# Assignment:
The entries below are to be repeated exactly, and their pictures left out.

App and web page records

------------------------------------------------

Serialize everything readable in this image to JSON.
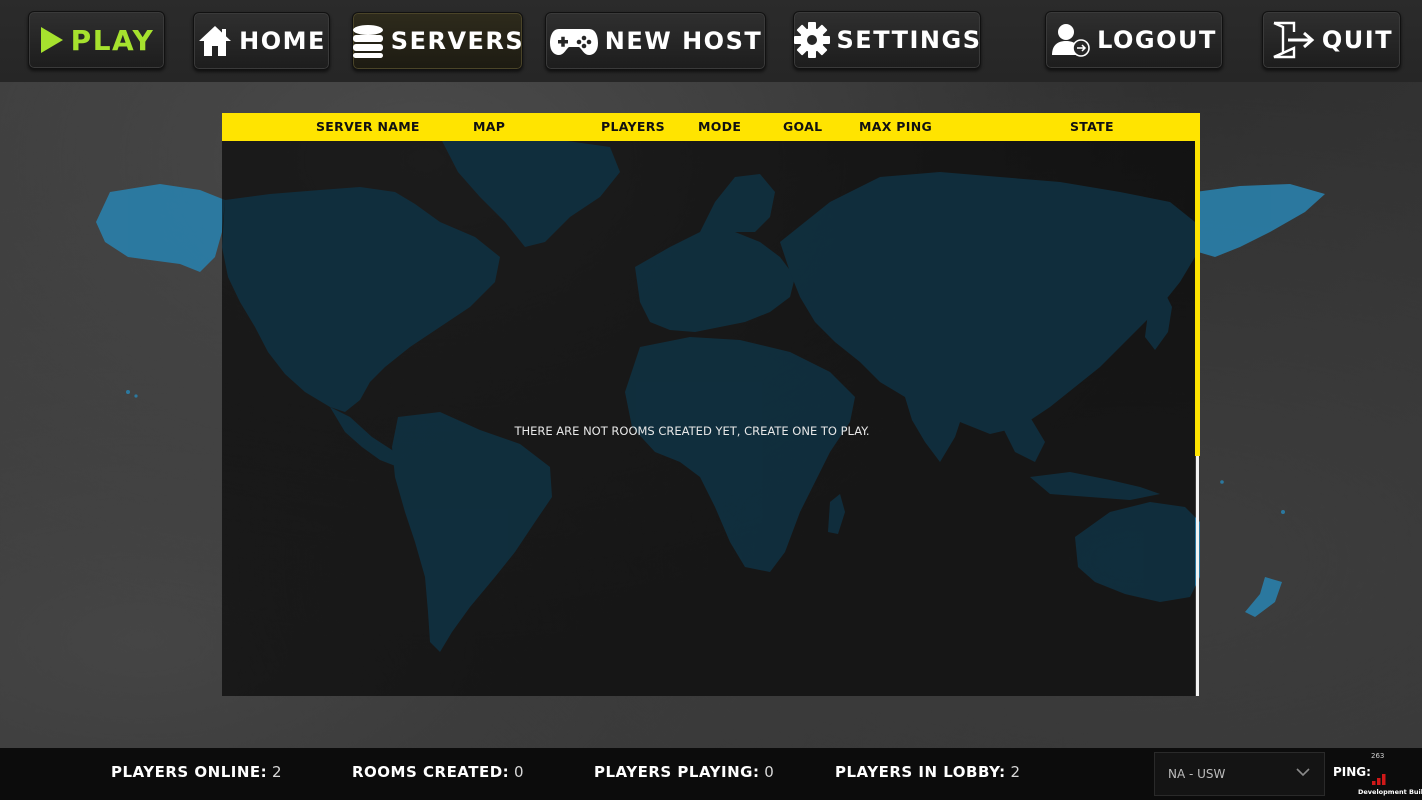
{
  "nav": {
    "play": "PLAY",
    "home": "HOME",
    "servers": "SERVERS",
    "new_host": "NEW HOST",
    "settings": "SETTINGS",
    "logout": "LOGOUT",
    "quit": "QUIT"
  },
  "server_list": {
    "columns": [
      "SERVER NAME",
      "MAP",
      "PLAYERS",
      "MODE",
      "GOAL",
      "MAX PING",
      "STATE"
    ],
    "rows": [],
    "empty_message": "THERE ARE NOT ROOMS CREATED YET, CREATE ONE TO PLAY."
  },
  "stats": {
    "players_online_label": "PLAYERS ONLINE:",
    "players_online": "2",
    "rooms_created_label": "ROOMS CREATED:",
    "rooms_created": "0",
    "players_playing_label": "PLAYERS PLAYING:",
    "players_playing": "0",
    "players_in_lobby_label": "PLAYERS IN LOBBY:",
    "players_in_lobby": "2"
  },
  "region": {
    "selected": "NA - USW"
  },
  "ping": {
    "label": "PING:",
    "value": "263"
  },
  "build_label": "Development Build",
  "colors": {
    "accent_yellow": "#ffe400",
    "play_green": "#a6e22e",
    "map_blue": "#2a7ea8",
    "ping_red": "#d01818"
  },
  "icons": {
    "play": "play-triangle-icon",
    "home": "house-icon",
    "servers": "database-stack-icon",
    "new_host": "gamepad-icon",
    "settings": "gear-icon",
    "logout": "user-logout-icon",
    "quit": "exit-door-icon"
  }
}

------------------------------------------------

# Response:
Serialize everything readable in this image to JSON.
{
  "nav": {
    "play": "PLAY",
    "home": "HOME",
    "servers": "SERVERS",
    "new_host": "NEW HOST",
    "settings": "SETTINGS",
    "logout": "LOGOUT",
    "quit": "QUIT"
  },
  "server_list": {
    "columns": [
      "SERVER NAME",
      "MAP",
      "PLAYERS",
      "MODE",
      "GOAL",
      "MAX PING",
      "STATE"
    ],
    "rows": [],
    "empty_message": "THERE ARE NOT ROOMS CREATED YET, CREATE ONE TO PLAY."
  },
  "stats": {
    "players_online_label": "PLAYERS ONLINE:",
    "players_online": "2",
    "rooms_created_label": "ROOMS CREATED:",
    "rooms_created": "0",
    "players_playing_label": "PLAYERS PLAYING:",
    "players_playing": "0",
    "players_in_lobby_label": "PLAYERS IN LOBBY:",
    "players_in_lobby": "2"
  },
  "region": {
    "selected": "NA - USW"
  },
  "ping": {
    "label": "PING:",
    "value": "263"
  },
  "build_label": "Development Build",
  "colors": {
    "accent_yellow": "#ffe400",
    "play_green": "#a6e22e",
    "map_blue": "#2a7ea8",
    "ping_red": "#d01818"
  },
  "icons": {
    "play": "play-triangle-icon",
    "home": "house-icon",
    "servers": "database-stack-icon",
    "new_host": "gamepad-icon",
    "settings": "gear-icon",
    "logout": "user-logout-icon",
    "quit": "exit-door-icon"
  }
}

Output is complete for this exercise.